TASK STATEMENT :: Return every line of the entries that includes the word "content".

[Website and app data records]
•••
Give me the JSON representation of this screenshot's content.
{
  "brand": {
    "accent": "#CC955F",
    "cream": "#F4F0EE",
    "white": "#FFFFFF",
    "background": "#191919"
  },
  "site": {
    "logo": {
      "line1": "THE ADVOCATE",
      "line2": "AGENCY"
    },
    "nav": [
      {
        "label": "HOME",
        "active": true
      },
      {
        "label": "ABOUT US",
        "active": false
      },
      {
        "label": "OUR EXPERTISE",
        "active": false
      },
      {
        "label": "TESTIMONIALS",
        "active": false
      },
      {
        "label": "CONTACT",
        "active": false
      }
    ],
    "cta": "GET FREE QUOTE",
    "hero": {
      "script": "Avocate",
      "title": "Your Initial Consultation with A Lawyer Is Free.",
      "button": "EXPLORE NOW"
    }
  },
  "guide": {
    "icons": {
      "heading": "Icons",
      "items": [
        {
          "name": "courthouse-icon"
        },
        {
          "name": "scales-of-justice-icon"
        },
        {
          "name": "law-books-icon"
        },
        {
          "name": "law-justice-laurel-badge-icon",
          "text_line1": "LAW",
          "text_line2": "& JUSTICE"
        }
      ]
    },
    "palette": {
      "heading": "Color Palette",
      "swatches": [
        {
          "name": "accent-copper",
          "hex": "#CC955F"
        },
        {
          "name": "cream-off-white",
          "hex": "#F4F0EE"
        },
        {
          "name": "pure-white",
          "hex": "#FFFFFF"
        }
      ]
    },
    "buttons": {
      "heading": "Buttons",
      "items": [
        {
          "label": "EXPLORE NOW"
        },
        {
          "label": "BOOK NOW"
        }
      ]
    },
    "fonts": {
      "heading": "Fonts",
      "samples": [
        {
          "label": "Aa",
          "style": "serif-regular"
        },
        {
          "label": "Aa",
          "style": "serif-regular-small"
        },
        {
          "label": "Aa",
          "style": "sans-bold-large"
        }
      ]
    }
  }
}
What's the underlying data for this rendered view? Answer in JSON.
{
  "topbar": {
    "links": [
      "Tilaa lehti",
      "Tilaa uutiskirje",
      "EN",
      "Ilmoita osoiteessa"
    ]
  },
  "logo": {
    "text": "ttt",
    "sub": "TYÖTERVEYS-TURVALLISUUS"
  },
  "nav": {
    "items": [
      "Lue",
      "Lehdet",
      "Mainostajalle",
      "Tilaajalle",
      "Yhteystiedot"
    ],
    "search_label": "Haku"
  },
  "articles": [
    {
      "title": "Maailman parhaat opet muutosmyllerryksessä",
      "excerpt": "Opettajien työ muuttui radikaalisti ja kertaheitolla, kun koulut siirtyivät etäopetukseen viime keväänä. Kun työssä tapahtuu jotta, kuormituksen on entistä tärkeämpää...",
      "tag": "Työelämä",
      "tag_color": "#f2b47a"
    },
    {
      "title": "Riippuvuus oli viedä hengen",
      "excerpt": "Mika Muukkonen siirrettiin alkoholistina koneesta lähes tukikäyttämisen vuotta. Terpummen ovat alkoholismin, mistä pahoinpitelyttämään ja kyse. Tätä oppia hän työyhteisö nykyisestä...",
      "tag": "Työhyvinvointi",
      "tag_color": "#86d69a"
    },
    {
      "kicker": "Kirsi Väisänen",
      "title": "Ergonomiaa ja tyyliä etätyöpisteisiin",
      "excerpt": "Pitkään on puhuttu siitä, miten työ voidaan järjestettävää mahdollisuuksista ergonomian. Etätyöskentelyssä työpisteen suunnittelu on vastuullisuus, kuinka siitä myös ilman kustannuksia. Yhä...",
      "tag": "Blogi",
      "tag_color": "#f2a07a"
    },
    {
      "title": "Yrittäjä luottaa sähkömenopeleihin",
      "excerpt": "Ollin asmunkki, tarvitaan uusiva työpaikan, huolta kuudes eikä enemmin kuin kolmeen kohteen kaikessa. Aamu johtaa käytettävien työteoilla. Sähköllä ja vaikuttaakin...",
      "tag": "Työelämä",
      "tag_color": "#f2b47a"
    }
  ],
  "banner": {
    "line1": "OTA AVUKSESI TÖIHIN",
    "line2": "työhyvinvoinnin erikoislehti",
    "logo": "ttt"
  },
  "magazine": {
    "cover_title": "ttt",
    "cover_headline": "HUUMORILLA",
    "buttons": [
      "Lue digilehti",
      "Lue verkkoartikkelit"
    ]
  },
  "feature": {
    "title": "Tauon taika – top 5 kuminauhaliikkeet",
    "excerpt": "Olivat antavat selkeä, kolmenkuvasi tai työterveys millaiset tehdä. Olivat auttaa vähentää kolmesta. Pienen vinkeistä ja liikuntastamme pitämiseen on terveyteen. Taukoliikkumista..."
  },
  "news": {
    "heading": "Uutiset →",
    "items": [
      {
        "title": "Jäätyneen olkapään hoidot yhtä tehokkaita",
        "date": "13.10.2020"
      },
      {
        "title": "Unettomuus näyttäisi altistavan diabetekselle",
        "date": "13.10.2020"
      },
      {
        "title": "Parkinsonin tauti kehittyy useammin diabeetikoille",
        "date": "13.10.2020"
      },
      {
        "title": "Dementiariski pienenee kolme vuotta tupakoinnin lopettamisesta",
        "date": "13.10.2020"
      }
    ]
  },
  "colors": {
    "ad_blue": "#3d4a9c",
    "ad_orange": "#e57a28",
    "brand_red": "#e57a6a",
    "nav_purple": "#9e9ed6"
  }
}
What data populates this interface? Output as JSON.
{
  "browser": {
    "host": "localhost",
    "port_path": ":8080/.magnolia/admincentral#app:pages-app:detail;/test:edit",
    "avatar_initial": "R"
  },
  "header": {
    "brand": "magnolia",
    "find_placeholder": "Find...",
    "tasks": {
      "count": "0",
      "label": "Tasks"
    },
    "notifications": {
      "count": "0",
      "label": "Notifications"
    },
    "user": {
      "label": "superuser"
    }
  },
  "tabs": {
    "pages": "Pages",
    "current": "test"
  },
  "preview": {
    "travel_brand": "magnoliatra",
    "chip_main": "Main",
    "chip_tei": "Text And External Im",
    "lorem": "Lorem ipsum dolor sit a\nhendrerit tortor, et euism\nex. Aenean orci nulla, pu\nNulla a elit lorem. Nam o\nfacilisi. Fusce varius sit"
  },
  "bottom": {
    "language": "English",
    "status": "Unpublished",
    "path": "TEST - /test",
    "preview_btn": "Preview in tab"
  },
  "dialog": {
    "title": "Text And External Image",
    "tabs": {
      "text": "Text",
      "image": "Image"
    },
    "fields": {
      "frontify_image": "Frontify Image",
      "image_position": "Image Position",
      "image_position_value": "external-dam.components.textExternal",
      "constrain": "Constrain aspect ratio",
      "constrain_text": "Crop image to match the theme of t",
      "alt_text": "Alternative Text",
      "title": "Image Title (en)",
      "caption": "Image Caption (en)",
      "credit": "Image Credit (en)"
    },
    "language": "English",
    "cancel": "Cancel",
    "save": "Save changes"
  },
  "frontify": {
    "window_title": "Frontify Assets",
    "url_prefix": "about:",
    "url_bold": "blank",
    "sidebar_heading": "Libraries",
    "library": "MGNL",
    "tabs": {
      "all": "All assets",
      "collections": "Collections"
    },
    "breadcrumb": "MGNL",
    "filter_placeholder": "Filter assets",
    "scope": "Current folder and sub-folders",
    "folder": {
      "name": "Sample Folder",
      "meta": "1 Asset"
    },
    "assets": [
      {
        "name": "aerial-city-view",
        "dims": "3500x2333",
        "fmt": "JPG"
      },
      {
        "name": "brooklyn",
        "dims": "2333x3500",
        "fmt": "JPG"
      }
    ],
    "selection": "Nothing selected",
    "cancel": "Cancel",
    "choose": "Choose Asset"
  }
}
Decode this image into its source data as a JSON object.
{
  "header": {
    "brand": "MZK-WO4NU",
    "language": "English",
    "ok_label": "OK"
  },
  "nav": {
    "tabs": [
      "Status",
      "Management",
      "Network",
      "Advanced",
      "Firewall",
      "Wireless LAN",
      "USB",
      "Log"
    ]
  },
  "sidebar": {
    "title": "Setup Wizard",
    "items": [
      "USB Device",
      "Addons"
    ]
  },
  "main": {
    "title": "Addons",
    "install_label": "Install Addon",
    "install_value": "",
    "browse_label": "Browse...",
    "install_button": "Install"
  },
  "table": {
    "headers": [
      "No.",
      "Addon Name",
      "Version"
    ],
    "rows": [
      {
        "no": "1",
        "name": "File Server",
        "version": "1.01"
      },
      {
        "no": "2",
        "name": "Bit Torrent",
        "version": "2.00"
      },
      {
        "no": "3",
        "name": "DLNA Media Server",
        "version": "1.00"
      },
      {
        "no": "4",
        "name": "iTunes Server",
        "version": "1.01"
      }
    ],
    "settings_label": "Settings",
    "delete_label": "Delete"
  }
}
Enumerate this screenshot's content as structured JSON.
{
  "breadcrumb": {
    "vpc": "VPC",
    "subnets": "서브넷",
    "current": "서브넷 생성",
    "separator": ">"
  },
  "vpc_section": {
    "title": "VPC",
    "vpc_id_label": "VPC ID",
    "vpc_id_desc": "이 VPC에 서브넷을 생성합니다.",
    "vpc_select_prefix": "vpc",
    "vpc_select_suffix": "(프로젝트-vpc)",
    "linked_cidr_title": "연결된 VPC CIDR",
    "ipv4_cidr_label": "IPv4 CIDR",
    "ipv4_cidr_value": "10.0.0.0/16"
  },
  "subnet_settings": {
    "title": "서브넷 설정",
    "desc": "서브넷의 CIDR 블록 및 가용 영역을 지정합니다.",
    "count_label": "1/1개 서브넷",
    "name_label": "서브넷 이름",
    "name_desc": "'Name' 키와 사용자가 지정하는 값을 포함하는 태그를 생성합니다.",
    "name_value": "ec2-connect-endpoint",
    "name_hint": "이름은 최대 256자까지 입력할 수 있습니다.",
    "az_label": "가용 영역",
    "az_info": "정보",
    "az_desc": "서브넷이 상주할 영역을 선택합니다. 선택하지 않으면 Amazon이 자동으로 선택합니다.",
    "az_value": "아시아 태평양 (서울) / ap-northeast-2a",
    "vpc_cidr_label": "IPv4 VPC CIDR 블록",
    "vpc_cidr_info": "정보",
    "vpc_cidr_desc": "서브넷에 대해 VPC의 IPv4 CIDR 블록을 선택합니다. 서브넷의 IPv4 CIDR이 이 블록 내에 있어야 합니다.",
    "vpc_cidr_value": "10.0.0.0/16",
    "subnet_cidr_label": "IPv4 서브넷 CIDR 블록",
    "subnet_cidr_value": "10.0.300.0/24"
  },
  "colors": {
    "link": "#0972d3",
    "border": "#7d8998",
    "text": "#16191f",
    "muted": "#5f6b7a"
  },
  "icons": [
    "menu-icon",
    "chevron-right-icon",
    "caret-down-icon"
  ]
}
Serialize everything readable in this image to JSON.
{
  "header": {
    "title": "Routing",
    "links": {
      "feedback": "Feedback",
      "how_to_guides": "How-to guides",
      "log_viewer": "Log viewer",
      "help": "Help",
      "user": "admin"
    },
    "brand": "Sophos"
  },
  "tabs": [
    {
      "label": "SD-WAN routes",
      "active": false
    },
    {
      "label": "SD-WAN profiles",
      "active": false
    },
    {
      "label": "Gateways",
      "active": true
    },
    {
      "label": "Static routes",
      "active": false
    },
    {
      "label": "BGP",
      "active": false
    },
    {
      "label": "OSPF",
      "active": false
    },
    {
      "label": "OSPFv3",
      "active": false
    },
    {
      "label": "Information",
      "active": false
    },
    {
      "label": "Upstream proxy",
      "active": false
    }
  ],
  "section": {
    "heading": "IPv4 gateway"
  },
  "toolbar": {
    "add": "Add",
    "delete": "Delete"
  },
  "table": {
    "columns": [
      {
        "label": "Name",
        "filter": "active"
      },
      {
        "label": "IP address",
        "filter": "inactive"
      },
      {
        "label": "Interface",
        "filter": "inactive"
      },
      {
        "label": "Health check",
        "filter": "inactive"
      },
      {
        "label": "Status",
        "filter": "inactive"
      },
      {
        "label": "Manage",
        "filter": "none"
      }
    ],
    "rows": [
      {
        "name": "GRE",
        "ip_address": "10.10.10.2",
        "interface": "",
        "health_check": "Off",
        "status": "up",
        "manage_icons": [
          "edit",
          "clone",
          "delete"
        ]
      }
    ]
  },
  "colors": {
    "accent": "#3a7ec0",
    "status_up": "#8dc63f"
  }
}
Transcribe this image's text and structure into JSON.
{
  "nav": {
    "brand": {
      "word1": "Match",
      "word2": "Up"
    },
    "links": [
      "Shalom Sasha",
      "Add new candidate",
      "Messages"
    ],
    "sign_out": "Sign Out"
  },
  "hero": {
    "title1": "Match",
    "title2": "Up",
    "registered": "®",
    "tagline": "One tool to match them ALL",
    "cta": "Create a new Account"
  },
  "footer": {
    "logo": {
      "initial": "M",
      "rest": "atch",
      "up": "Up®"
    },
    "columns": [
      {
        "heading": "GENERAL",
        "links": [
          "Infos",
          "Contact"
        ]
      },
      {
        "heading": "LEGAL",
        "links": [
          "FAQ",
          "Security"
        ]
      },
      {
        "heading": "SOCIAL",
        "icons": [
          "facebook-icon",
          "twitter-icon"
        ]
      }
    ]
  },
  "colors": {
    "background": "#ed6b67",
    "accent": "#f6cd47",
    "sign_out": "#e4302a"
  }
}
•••
RESULT OF THIS TASK ::
Give me the JSON representation of this screenshot's content.
Enumerate this screenshot's content as structured JSON.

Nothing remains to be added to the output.